Microsoft is set to spend US$15 billion on cloud computing data centres this year, up from US$8 billion last year, building new facilities on average at a rate of one per week.
That was just a few of the mind boggling statistics that Microsoft East Region Vice President Karen Del Vescovo shared Tuesday US time with 150 IT leaders at cloud computing superstar solution provider GreenPages' 20th annual Cloudscape Summit at Portsmouth, USA.
Microsoft chief financial officer Amy Hood will effectively "write a US$15 billion cheque" for the cloud data centres that Microsoft will build this year, said Del Vescovo.

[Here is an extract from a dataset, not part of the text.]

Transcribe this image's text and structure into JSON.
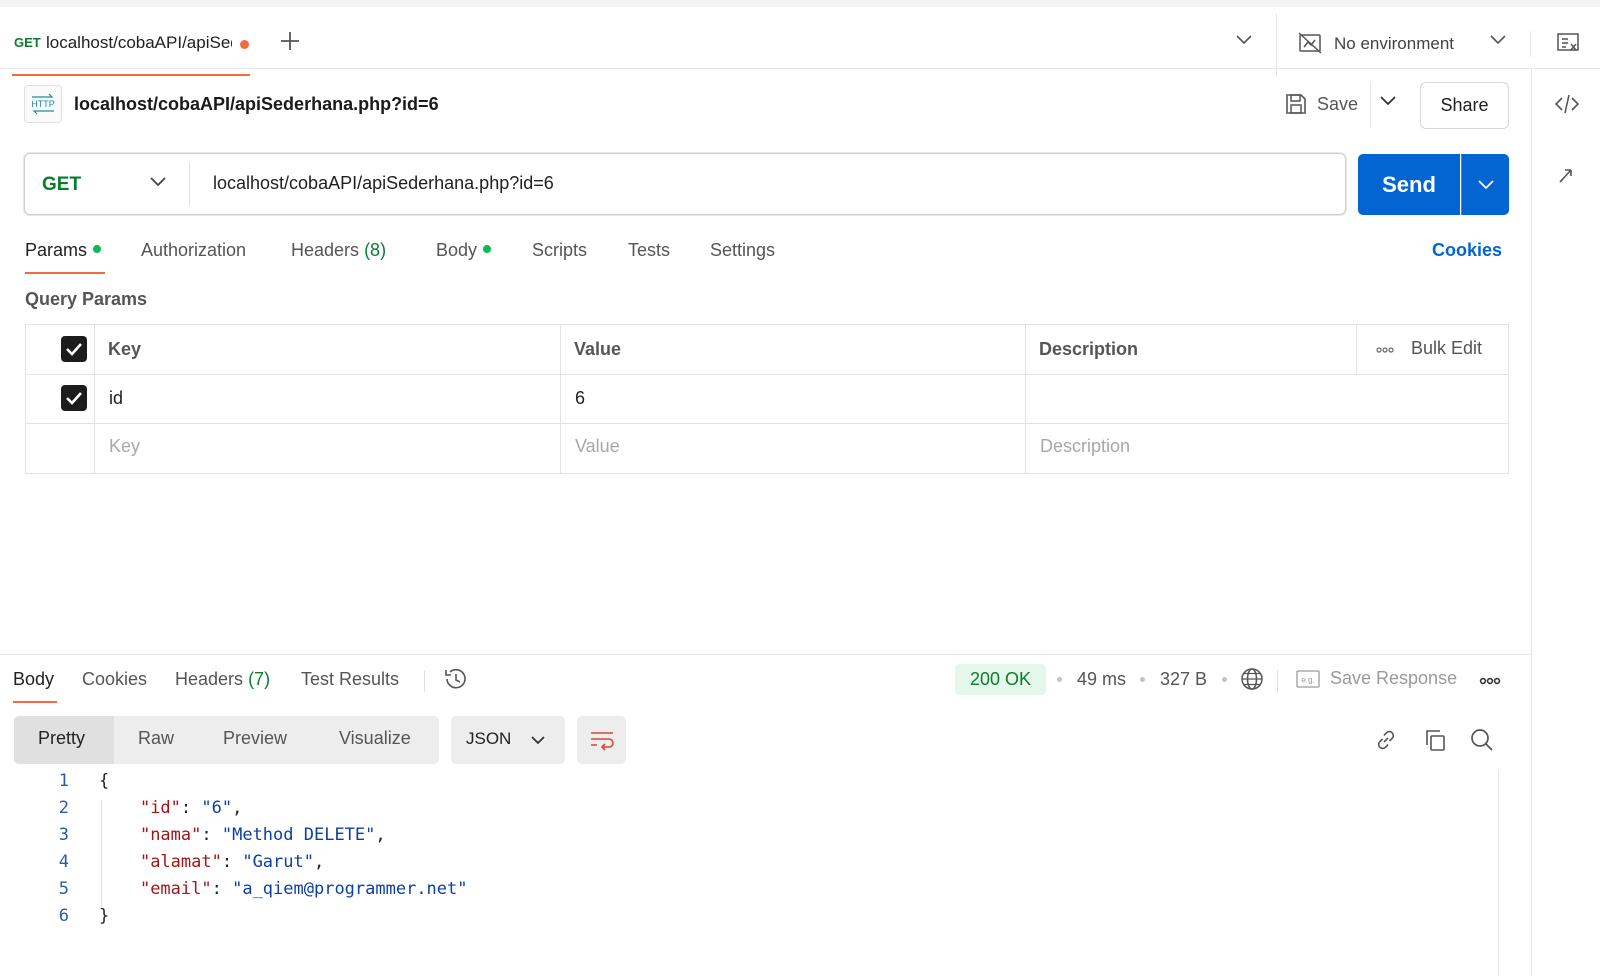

"Not many CFOs get to do that," she said. "That is pretty impressive. She is well aligned with (Microsoft CEO) Satya (Nadella) on how we are going to continue to build this vision out."
Microsoft now has more global data regions than any other provider with 34 data centres around the globe, more than double Amazon Web Services and Google combined, said Del Vescovo. "We are continuing to build out data centres, maintaining this hyper-scale capacity as we move forward," she said.
There are now 1.6 million SQL databases running on Azure; 2 trillion messages per month processed by Azure Internet of Things platform; 777 trillion storage transactions per day, with over 500 million users now in Azure active directory, said Del Vescovo.
Microsoft is adding on average over 120,000 Azure subscribers per month, up from just 60,000 per month, said Del Vescovo, with 40 percent of Microsoft's sales now coming from startups and ISVs, said Del Vescovo.
"You should feel some sense of anxiety if you are not already getting there because everybody else is rushing to really disrupt your industry," she told IT leaders.
Over 85 percent of the Fortune 500 use Microsoft cloud products with more than 60 percent of them using more than three cloud products from the company, said Del Vescovo.
Microsoft is now a leader in 17 of the Gartner Data Center magic quadrants compared with six for Salesforce.com, three for Amazon Web Services, and one for Google, said Del Vescovo.
Del Vescovo praised Nadella, who took the helm at the company in February 2014, for driving a cultural change that has powered Microsoft's cloud computing growth.
Nadella has done a "masterful job" of driving a cultural transformation eliminating silos and business groups that created a lot of competition internally, said Del Vescovo.
"He has really broken that down so that we can optimise all the resources across the organisation and really bring solutions to life regardless of what business group they come from," she said.